- _MATERIAL FOR THE TASK_:
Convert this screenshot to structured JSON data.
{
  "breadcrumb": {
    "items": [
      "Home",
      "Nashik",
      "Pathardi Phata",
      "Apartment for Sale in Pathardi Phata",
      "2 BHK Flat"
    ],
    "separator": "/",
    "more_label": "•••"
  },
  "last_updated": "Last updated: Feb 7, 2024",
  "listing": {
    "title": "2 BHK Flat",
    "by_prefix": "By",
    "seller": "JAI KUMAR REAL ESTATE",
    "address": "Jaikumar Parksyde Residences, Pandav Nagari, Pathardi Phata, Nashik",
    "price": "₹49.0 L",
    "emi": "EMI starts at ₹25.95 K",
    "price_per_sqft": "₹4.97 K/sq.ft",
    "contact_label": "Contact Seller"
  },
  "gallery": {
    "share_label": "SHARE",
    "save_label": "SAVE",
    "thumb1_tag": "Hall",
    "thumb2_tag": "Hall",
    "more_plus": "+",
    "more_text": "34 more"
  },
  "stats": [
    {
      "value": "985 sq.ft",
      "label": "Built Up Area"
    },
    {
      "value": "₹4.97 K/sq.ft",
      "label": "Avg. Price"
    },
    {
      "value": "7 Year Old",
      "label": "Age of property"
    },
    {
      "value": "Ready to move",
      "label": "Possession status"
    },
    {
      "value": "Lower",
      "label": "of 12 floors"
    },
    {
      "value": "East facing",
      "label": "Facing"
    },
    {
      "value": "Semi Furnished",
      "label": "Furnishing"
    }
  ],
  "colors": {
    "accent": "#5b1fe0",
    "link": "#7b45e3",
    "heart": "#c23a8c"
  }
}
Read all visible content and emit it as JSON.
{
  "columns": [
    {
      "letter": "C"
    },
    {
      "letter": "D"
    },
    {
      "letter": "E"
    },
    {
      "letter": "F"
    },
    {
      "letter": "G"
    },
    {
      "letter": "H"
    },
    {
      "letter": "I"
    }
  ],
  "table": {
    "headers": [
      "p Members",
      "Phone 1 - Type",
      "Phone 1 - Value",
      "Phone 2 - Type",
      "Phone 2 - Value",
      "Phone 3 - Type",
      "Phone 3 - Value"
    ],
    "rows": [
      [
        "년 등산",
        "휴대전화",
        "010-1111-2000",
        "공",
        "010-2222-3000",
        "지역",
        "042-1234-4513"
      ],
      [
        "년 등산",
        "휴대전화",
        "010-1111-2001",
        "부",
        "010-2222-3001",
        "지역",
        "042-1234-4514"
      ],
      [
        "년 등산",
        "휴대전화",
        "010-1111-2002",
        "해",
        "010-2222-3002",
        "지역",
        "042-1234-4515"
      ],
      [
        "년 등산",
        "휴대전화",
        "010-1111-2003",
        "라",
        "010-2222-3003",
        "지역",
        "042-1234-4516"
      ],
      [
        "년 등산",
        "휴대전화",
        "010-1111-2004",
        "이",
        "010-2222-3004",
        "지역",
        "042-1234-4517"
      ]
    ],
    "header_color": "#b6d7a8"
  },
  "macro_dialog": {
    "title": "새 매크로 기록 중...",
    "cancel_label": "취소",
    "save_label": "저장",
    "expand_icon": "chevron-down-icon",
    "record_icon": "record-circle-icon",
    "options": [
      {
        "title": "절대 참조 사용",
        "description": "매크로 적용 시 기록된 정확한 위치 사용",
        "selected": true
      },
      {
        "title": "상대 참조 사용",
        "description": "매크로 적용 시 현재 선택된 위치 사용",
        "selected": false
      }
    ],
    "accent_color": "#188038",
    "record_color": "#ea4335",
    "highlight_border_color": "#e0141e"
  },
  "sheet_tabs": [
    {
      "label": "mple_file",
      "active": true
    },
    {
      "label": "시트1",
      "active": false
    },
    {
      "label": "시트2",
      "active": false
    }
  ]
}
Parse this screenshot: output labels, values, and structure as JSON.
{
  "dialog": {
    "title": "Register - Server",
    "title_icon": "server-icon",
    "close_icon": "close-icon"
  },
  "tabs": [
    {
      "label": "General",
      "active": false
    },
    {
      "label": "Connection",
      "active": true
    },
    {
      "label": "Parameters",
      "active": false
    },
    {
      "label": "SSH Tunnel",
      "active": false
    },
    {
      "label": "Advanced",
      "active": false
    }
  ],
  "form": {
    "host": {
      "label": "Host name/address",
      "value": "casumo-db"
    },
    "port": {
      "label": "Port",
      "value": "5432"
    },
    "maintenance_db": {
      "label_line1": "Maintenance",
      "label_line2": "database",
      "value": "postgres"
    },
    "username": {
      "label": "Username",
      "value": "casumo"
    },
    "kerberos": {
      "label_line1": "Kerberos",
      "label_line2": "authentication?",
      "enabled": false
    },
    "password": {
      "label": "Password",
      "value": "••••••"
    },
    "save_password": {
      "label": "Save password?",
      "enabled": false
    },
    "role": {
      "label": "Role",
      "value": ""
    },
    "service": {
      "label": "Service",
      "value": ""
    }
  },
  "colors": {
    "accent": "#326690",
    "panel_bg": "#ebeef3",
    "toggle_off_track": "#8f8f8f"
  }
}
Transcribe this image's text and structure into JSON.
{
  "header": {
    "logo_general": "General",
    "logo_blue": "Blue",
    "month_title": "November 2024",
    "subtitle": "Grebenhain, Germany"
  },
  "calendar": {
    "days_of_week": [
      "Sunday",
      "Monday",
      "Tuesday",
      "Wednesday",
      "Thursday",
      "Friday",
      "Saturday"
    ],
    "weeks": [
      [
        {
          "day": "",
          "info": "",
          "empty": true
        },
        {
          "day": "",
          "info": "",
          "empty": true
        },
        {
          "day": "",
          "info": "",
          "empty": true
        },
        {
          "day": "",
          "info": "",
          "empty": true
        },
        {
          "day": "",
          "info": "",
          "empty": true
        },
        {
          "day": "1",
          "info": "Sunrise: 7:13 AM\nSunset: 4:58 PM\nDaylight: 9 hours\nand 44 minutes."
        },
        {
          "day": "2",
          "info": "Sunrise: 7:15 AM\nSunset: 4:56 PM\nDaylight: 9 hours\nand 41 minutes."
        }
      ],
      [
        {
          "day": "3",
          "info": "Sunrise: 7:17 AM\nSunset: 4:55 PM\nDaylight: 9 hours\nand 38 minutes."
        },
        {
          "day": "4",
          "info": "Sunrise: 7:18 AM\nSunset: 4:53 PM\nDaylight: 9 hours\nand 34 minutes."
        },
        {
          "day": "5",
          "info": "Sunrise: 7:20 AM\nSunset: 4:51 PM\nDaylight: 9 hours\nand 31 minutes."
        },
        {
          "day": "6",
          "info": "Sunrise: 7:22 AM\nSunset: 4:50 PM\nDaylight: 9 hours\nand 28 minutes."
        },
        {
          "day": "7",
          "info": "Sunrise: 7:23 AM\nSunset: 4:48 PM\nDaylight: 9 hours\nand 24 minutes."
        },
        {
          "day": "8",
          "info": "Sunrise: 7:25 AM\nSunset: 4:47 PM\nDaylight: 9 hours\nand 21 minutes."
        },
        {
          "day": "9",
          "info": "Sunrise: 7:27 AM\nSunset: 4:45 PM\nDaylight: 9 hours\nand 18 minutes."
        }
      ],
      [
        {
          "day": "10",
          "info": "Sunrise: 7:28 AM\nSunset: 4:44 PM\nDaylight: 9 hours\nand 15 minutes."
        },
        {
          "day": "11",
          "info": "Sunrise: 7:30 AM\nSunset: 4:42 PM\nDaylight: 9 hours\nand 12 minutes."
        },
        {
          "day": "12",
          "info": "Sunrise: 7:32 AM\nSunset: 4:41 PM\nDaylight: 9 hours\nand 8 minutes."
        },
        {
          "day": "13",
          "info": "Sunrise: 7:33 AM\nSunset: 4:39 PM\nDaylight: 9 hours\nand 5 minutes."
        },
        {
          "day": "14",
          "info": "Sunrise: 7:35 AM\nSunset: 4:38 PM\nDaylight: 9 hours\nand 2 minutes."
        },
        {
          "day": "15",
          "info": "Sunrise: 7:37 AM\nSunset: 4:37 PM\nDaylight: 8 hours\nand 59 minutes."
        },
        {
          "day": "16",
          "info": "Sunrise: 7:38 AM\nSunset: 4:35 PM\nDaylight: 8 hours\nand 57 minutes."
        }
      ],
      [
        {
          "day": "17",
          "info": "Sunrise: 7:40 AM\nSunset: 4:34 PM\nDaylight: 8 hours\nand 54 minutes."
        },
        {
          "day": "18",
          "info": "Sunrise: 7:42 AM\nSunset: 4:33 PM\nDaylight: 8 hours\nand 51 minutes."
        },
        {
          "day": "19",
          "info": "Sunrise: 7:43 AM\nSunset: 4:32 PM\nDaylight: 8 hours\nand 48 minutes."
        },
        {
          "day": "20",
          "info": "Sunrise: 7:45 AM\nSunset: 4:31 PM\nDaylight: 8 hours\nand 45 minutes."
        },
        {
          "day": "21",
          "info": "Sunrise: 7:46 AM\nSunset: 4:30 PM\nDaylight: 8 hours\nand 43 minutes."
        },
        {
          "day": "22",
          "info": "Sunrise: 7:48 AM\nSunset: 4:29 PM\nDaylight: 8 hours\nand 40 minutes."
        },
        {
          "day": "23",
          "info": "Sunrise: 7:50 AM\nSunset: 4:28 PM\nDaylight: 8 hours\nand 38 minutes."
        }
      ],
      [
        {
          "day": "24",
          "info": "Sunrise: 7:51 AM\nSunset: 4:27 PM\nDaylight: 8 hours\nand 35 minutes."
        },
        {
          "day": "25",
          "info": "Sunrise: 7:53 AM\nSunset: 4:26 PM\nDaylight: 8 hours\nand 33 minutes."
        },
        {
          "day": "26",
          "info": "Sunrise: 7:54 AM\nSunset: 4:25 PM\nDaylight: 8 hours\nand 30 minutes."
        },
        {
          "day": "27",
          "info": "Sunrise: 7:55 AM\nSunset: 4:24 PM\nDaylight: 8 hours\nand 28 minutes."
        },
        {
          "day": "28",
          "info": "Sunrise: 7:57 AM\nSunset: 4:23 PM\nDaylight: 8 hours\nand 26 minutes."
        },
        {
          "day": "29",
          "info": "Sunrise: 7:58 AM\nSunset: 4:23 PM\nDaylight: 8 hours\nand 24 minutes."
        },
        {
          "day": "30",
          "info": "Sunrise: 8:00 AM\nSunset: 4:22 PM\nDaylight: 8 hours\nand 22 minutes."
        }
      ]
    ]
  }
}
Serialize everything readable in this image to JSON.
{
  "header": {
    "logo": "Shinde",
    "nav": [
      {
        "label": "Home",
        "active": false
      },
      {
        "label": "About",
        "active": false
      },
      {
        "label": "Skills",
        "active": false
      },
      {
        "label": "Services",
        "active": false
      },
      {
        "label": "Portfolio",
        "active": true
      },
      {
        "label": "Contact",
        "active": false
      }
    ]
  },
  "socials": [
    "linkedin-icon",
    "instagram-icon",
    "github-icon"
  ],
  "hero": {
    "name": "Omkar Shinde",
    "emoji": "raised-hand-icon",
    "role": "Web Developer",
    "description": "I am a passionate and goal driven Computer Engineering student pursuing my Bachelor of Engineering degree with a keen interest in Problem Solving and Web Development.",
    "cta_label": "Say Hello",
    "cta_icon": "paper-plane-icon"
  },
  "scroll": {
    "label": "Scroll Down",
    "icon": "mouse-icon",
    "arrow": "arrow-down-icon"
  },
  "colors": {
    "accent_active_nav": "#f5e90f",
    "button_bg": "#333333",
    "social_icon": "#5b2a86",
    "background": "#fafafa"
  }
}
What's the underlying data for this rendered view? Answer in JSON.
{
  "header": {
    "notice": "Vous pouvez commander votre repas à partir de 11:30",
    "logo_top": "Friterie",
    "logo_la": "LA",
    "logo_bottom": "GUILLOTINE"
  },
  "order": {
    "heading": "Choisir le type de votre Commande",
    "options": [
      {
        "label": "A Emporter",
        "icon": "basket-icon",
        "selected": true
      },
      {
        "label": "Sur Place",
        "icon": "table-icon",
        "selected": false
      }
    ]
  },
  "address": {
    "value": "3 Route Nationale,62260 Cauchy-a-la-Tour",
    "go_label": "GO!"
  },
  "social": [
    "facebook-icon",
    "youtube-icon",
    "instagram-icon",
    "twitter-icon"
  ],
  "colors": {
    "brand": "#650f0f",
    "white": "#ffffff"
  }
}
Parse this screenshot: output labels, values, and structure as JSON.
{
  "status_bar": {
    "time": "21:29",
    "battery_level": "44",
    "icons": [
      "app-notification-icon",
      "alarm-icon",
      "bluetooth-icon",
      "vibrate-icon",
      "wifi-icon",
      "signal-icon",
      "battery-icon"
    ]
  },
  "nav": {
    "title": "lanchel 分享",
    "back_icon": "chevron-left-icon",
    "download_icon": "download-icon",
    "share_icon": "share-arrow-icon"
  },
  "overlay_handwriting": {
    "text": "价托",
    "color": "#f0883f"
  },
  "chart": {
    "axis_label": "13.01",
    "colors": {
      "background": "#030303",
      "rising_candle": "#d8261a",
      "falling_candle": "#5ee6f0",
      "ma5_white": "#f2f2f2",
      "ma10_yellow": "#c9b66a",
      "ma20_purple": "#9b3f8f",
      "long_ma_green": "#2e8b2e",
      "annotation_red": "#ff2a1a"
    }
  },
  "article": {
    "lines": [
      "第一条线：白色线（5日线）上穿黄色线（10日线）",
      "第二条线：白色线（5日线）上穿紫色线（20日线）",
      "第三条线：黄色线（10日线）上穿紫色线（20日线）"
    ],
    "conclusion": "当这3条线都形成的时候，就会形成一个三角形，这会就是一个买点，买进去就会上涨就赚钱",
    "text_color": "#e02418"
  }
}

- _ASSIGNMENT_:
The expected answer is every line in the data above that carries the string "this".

- _ANSWER FOR THE TASK_:
Convert this screenshot to structured JSON data.
Parse this screenshot: output labels, values, and structure as JSON.
Transcribe this image's text and structure into JSON.
Serialize everything readable in this image to JSON.
What's the underlying data for this rendered view? Answer in JSON.
Parse this screenshot: output labels, values, and structure as JSON.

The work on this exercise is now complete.